What happens to my tax credits if my circumstances change?
It's important to keep HMRC up to date with any changes to your income or your family circumstances, as this could have an impact on how much you get.
Tax credits changes: one month deadline
By law, you must tell HMRC within one month of the following changes happening:
A change in partners
If you claimed as an individual but you are now married, in a civil partnership or living with someone as a couple, or if you claimed as a couple but you have separated or your partner has died.
Your job changes
You must inform HMRC within one month if you stop working, you are working at least 16 hours a week and your hours drop below this, or you are working 30 hours or more a week and your hours drop below 30 hours or reduce to nil.
For couples with children, it is your joint working hours that count towards the 30-hour total.

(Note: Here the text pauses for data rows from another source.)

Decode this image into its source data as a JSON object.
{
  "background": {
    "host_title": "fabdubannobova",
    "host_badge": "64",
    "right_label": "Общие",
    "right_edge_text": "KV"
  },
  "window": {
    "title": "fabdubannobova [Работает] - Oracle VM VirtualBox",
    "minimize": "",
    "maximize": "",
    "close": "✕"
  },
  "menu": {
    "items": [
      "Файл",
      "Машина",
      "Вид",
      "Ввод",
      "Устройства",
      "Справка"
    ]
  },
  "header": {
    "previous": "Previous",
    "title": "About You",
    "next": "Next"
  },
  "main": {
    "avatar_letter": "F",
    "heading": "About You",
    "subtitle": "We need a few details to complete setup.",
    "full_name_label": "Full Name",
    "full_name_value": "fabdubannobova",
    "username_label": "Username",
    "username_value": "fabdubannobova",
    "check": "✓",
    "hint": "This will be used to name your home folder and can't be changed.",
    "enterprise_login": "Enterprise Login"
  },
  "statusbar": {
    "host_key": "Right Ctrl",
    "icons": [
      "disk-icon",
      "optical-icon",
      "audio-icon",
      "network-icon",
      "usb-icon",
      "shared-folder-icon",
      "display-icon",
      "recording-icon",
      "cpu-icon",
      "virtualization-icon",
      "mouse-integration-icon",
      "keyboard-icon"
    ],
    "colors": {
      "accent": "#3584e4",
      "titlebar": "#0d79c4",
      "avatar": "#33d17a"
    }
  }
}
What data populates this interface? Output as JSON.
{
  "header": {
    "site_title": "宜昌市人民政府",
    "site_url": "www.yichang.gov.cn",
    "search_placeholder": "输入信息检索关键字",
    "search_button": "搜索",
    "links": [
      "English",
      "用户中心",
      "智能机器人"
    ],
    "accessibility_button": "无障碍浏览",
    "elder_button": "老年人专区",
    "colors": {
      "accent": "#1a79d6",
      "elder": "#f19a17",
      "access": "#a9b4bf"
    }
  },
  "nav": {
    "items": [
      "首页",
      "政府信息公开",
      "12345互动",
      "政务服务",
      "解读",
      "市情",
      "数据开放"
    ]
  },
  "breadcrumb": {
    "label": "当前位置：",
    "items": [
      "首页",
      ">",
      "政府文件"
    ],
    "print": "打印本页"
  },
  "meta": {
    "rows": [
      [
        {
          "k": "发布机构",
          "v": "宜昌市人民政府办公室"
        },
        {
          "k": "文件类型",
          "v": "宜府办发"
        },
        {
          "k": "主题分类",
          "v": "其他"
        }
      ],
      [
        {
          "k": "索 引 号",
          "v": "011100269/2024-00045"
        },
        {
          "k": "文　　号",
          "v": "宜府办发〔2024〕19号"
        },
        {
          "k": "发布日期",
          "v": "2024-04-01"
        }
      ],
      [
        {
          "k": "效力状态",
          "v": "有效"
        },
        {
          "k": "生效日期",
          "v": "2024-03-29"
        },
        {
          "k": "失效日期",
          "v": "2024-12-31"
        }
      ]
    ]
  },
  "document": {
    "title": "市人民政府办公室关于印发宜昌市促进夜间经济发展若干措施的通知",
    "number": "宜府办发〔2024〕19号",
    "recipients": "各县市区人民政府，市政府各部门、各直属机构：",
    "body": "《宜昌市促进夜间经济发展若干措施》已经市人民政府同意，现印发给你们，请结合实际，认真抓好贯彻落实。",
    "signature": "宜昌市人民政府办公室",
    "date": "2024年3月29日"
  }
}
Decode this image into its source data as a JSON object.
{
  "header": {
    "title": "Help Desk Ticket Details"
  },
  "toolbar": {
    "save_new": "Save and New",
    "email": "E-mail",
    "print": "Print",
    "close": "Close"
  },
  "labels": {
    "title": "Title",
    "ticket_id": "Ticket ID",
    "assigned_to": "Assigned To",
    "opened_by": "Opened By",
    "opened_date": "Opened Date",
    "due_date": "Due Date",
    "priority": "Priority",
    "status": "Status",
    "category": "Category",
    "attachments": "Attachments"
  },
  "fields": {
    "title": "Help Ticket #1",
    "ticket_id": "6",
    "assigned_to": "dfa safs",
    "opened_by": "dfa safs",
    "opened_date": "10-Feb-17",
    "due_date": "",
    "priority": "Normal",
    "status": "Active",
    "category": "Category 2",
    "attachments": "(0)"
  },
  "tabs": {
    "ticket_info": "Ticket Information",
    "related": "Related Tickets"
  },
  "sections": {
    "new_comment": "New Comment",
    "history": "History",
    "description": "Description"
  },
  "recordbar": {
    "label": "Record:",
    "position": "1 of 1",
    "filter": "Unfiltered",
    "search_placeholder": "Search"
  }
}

You must also let HMRC know if you've been on strike for more than 10 days. The same goes for losing your right to work or reside in the UK.
If you are claiming child-care costs and your costs stop or go down by £10 a week or more (and the change lasts at least four consecutive weeks), you must also inform HMRC.
The same needs to happen if a child or young person you are responsible for moves out to live with someone else or starts to claim Income Support, Incapacity Benefit, income-based Jobseeker’s Allowance, Employment and Support Allowance, child tax credit or working tax credit in their own right.
You also need to inform HMRC is a young person between 16 and 20 you are responsible for leaves full time education or approved training, starts advanced education (for example, a degree course), starts training provided under a contract of employment, or starts paid work (usually for more than 24 hours a week).
Tax credits: other changes
You don't have to tell HMRC about the following changes, but it might be in your interests to do so, as you may be entitled to a higher tax credit award:
- A young person over 16 continues in full time education, registers with a careers service, Connexions or equivalent, or joins an approved government training scheme
- Your income goes down
- Your income goes up. This may not affect your current award, but it will affect how much you get next year. If you get paid too much because you delay telling HMRC about any changes, you will be asked to pay back any tax credits overpaid. See Tax credits overpayments
- Your childcare costs go up by £10 a week or more (and the change lasts at least four consecutive weeks)
- Your usual working hours change from less than 16 hours a week to more than 16 hours a week
- Your usual working hours change from less than 30 hours a week to 30 or more. For couples with children, it is your joint working hours that count towards the 30 hours.
It's worth telling HMRC within three months of a change of circumstances which increases your award, as usually awards can only be backdated by up to three months.